CANNIBAL CORPSE drummer Paul Mazurkiewicz's description of one aspect of 12th studio album "Torture" as "the frenzied attack of 'Butchered at Birth' (1991) or 'Tomb Of The Mutilated' (1992)", is quite accurate. There is a direct, often unhinged lethality about it that does indeed remind of the controlled calamity of those early albums. As for "Torture" being described as "infusing the band's advanced musicianship with the raw savagery that haunted their earlier releases", that's also quite accurate. I'm not sure that automatically makes "Torture" a "definitive CANNIBAL CORPSE record," but it comes awfully damn close. It may however take a few spins for the listener to reach that conclusion.
What hits you first is the homicidal directness — or alternately, the giddy obnoxious of the killing — involved. Opener "Demented Aggression" is fast and furious in no uncertain terms, even taking one aback and immediately recalling that old school wanton disregard for nervous system stability. Interestingly enough, it is the very next track, "Sarcophagic Frenzy", that confirms the achievement of balance between the quick-kills of the band's first years and the pronounced musical development of later years. Stop-one-a-dime tempo shifts — for years a trademark of the group — collide with a memorably ominous lick, resulting in an album highlight. The slower, guts 'n muck churn that was perfected on later Corpsegrinder-era albums is present on "Scourge of Iron" and to bit quicker extent on "Caged…Contorted" (one of a few with some superb Alex Webster bass lunacy), but more often than not "Torture" stabs like Jack The Ripper and moves on to the next victim without remorse nor hesitation. The approach is demonstrated on frantic cuts like the super intense "Encased in Concrete" and "Torn Through", the latter also serving as a good description of the style of attack fancied by Buffalo's finest on "Torture".

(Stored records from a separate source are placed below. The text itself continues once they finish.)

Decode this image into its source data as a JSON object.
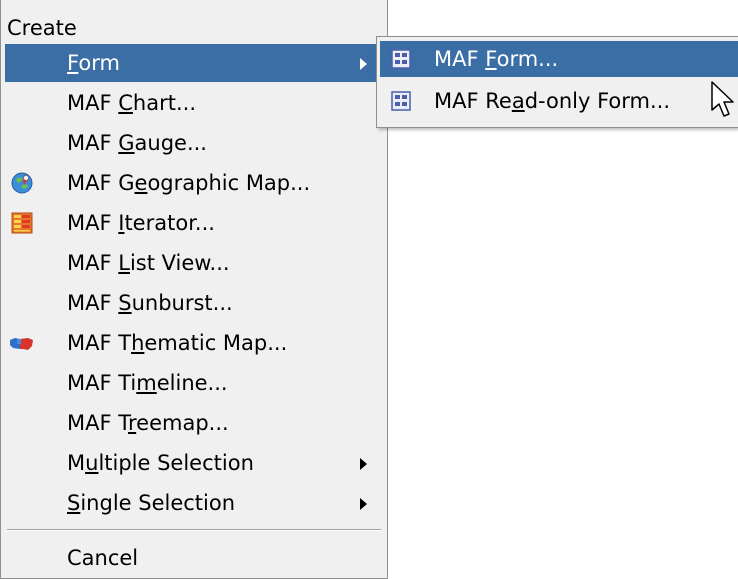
{
  "menu": {
    "header": "Create",
    "items": [
      {
        "name": "form",
        "pre": "",
        "ul": "F",
        "post": "orm",
        "icon": "",
        "submenu": true,
        "selected": true
      },
      {
        "name": "maf-chart",
        "pre": "MAF ",
        "ul": "C",
        "post": "hart...",
        "icon": "",
        "submenu": false,
        "selected": false
      },
      {
        "name": "maf-gauge",
        "pre": "MAF ",
        "ul": "G",
        "post": "auge...",
        "icon": "",
        "submenu": false,
        "selected": false
      },
      {
        "name": "maf-geographic-map",
        "pre": "MAF G",
        "ul": "e",
        "post": "ographic Map...",
        "icon": "globe-icon",
        "submenu": false,
        "selected": false
      },
      {
        "name": "maf-iterator",
        "pre": "MAF ",
        "ul": "I",
        "post": "terator...",
        "icon": "iterator-icon",
        "submenu": false,
        "selected": false
      },
      {
        "name": "maf-list-view",
        "pre": "MAF ",
        "ul": "L",
        "post": "ist View...",
        "icon": "",
        "submenu": false,
        "selected": false
      },
      {
        "name": "maf-sunburst",
        "pre": "MAF ",
        "ul": "S",
        "post": "unburst...",
        "icon": "",
        "submenu": false,
        "selected": false
      },
      {
        "name": "maf-thematic-map",
        "pre": "MAF T",
        "ul": "h",
        "post": "ematic Map...",
        "icon": "thematic-map-icon",
        "submenu": false,
        "selected": false
      },
      {
        "name": "maf-timeline",
        "pre": "MAF Ti",
        "ul": "m",
        "post": "eline...",
        "icon": "",
        "submenu": false,
        "selected": false
      },
      {
        "name": "maf-treemap",
        "pre": "MAF T",
        "ul": "r",
        "post": "eemap...",
        "icon": "",
        "submenu": false,
        "selected": false
      },
      {
        "name": "multiple-selection",
        "pre": "M",
        "ul": "u",
        "post": "ltiple Selection",
        "icon": "",
        "submenu": true,
        "selected": false
      },
      {
        "name": "single-selection",
        "pre": "",
        "ul": "S",
        "post": "ingle Selection",
        "icon": "",
        "submenu": true,
        "selected": false
      }
    ],
    "cancel": "Cancel"
  },
  "submenu": {
    "items": [
      {
        "name": "maf-form",
        "pre": "MAF ",
        "ul": "F",
        "post": "orm...",
        "icon": "form-icon",
        "selected": true
      },
      {
        "name": "maf-read-only-form",
        "pre": "MAF Re",
        "ul": "a",
        "post": "d-only Form...",
        "icon": "form-icon",
        "selected": false
      }
    ]
  },
  "colors": {
    "menu_bg": "#f0f0f0",
    "selection": "#3a6ea5",
    "border": "#8f8f8f"
  }
}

But back to that thing about giving "Torture" numerous spins before passing final judgment, it is during those later plays where the album shows itself to be more than blind aggression, although it's not like CANNIBAL CORPSE has ever forsaken fundamentals for fury. The point is that with a little more time invested more highlights beyond "Demented Aggression" and "Sarcophagic Frenzy" are revealed. Those include "As Deep As The Knife Will Go" and a song in "Rabid" that features a peculiar (almost jaunty) pace and one of those classic one-word CANNIBAL CORPSE "choruses" that has been so effective over the years when belted out over the extreme aggression of the music. What is perhaps most extraordinary about "Torture" is how CANNIBAL CORPSE can sound so feral and so brutish within a framework of tight, technically precise playing. Then again, that's not exactly surprising considering the musicians involved in this band. No matter the methods employed or the musical vibes involved, the one aspect of "Torture" that is most obvious is the height of the pile of bodies left in its bloody wake. Similar acts may boast higher body counts on their albums, but few achieve their murderous results with as much skill, creativity, and (wait for it) fun as CANNIBAL CORPSE.